> [Problem requirements]
Whenever a line of the listing contains "Ctrl", it counts; give the total number of such lines and nothing more.

> [Study material]
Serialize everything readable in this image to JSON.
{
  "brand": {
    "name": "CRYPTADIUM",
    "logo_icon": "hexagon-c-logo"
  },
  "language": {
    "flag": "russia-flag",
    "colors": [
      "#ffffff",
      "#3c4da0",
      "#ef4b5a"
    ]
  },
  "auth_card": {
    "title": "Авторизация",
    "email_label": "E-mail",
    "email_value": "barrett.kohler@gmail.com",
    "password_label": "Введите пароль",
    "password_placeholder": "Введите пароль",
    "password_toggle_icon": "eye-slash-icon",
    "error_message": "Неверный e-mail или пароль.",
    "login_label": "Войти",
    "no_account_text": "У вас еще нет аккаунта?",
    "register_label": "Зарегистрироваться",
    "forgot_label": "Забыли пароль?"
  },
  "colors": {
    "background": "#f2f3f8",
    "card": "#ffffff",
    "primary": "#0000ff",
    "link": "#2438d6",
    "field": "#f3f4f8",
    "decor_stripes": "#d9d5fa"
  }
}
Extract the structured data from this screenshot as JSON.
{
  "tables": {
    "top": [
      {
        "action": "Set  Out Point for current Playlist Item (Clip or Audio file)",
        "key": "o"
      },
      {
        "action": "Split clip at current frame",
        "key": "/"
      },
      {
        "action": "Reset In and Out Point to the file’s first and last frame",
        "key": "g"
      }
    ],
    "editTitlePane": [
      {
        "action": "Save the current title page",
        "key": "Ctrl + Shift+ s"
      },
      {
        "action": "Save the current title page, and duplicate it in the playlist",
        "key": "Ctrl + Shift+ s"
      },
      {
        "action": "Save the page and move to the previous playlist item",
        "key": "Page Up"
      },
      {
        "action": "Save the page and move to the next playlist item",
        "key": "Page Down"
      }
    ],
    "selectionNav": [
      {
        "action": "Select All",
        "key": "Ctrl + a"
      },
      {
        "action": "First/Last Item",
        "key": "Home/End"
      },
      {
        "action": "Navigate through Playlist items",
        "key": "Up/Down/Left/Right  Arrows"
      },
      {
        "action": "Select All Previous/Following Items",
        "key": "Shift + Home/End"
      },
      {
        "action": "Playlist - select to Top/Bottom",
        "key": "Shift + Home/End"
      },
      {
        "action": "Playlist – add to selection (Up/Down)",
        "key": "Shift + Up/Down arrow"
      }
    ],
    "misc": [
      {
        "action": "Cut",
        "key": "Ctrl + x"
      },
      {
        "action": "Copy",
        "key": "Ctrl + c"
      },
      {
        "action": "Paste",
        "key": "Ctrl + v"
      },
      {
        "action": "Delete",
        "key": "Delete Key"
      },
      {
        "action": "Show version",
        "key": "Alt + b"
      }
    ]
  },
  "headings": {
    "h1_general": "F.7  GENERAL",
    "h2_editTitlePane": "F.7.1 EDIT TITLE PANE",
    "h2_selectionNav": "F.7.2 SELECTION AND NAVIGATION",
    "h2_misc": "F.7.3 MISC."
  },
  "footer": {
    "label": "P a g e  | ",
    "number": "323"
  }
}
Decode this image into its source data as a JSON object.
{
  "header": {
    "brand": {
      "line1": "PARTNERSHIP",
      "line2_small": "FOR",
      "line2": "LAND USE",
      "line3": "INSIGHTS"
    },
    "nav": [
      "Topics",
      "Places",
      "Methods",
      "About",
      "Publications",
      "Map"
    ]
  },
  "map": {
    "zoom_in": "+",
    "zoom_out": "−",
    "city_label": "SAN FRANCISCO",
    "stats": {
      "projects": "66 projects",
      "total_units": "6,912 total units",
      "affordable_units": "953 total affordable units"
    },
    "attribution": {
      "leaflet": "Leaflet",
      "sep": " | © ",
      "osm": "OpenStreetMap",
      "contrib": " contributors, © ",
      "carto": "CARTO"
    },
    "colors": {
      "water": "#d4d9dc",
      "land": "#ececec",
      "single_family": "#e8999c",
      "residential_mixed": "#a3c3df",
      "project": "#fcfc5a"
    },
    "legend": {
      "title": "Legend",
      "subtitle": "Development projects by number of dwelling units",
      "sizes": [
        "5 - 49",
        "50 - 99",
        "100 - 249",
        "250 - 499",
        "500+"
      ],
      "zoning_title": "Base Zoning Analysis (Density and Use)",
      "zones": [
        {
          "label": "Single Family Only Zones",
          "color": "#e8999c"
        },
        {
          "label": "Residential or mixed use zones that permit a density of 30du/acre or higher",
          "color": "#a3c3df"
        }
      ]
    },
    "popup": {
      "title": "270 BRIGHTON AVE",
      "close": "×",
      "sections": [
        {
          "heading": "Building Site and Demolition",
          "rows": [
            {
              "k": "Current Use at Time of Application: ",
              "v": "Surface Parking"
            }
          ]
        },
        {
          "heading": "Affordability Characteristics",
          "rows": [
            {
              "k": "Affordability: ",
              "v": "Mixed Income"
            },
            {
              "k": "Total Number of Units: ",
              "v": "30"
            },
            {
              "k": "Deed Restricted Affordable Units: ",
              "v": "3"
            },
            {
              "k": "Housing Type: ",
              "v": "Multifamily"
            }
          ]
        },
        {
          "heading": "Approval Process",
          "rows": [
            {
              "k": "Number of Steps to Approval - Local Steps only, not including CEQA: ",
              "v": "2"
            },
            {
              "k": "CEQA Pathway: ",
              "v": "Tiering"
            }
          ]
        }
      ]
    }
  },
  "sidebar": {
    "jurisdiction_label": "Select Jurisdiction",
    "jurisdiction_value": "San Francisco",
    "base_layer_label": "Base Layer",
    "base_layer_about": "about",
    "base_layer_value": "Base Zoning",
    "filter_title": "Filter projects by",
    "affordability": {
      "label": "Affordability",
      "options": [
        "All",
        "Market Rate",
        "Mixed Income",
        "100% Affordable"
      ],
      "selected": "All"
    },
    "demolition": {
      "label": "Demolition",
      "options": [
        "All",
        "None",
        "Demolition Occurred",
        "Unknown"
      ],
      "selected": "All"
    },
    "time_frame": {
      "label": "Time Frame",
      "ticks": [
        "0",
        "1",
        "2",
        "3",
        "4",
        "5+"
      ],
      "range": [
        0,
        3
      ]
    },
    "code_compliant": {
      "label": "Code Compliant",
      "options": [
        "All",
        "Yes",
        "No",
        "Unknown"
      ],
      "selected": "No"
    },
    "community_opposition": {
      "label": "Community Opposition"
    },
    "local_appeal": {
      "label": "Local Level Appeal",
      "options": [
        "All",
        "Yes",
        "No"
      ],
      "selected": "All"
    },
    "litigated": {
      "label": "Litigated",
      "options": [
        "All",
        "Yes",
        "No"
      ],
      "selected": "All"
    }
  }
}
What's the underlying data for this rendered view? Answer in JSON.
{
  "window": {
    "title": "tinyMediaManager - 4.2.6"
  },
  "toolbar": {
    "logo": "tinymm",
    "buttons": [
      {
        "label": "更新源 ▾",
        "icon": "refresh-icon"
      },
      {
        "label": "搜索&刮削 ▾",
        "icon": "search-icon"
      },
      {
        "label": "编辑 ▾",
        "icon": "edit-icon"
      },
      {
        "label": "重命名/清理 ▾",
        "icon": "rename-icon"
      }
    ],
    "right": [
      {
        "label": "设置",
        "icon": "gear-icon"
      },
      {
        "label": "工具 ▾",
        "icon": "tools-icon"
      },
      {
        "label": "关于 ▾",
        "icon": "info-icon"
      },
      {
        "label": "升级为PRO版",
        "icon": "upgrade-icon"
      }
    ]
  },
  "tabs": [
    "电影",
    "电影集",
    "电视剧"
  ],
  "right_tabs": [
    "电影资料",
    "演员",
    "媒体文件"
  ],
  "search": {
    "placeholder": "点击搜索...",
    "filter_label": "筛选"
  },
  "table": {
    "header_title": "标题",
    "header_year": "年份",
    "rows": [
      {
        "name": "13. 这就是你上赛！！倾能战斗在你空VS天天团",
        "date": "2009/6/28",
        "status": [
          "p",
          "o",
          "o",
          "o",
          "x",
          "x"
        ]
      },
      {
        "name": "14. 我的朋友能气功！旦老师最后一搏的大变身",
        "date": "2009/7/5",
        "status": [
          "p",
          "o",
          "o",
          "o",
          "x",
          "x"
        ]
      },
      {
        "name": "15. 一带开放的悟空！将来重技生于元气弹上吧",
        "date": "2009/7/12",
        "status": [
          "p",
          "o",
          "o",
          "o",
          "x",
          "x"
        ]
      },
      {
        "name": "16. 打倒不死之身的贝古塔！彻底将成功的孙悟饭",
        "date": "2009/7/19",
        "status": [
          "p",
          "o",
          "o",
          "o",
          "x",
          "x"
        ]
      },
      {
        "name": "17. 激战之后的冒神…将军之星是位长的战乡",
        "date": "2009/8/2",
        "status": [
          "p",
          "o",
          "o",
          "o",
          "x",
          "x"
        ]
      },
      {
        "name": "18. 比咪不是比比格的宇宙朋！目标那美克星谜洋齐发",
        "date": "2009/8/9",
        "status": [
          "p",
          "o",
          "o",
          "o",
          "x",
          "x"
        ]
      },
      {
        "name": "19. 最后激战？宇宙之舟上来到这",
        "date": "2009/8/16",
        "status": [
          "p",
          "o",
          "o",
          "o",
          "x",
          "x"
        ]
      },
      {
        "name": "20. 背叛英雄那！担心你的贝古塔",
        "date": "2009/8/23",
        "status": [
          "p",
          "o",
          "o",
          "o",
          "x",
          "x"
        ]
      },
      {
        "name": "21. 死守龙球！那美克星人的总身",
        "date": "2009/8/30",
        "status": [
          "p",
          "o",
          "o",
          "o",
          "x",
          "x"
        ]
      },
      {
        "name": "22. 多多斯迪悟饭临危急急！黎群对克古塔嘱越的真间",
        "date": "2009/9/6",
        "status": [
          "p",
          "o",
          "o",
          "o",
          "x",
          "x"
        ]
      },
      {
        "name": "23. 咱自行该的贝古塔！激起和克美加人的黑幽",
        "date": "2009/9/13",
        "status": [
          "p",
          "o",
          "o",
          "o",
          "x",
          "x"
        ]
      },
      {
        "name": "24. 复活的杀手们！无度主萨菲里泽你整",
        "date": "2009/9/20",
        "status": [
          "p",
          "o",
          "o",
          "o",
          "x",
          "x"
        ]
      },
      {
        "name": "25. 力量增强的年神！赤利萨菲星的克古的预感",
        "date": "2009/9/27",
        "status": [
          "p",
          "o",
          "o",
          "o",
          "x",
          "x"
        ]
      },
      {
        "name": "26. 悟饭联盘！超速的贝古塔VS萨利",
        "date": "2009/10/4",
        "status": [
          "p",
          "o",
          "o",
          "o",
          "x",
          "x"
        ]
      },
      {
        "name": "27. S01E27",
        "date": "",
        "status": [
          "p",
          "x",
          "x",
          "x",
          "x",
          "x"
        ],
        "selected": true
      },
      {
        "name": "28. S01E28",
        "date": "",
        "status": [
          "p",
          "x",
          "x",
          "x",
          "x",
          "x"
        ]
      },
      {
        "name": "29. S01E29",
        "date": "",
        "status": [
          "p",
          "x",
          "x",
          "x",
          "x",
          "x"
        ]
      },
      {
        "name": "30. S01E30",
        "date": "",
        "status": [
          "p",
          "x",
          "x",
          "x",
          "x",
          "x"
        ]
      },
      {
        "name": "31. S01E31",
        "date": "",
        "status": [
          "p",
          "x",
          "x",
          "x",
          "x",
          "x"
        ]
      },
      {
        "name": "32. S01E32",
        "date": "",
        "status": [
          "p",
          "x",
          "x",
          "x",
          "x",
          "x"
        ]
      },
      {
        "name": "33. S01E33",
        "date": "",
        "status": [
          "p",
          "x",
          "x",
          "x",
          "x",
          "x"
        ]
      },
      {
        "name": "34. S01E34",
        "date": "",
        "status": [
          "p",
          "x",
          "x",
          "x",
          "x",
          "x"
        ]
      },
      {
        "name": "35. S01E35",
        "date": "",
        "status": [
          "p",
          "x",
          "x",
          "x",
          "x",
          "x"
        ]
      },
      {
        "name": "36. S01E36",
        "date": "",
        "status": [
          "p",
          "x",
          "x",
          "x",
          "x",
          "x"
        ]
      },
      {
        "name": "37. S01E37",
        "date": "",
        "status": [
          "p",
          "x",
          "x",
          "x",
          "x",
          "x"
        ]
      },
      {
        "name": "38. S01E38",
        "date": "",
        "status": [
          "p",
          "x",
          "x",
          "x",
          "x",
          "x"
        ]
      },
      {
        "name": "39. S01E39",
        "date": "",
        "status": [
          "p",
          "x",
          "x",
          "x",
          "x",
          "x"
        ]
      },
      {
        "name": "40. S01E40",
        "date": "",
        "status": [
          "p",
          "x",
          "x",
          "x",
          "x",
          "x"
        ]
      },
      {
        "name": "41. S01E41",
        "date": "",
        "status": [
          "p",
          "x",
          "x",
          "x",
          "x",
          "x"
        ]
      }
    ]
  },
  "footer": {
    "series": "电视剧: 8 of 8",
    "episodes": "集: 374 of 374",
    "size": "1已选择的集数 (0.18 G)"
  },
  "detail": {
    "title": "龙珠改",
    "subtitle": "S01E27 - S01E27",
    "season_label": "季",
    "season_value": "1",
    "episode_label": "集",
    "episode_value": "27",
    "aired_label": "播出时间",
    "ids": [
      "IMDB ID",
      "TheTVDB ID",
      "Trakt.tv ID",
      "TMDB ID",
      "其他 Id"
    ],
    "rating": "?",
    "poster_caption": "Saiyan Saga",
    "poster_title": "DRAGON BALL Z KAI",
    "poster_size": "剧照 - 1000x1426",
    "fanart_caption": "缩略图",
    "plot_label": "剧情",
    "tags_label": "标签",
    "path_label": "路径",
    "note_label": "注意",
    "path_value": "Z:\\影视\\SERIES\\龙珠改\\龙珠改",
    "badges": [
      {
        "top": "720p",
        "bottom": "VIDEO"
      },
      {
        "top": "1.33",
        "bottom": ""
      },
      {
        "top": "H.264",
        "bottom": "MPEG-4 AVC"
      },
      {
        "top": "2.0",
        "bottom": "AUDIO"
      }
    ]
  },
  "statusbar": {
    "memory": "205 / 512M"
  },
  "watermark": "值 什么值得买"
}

> [Completed task]
6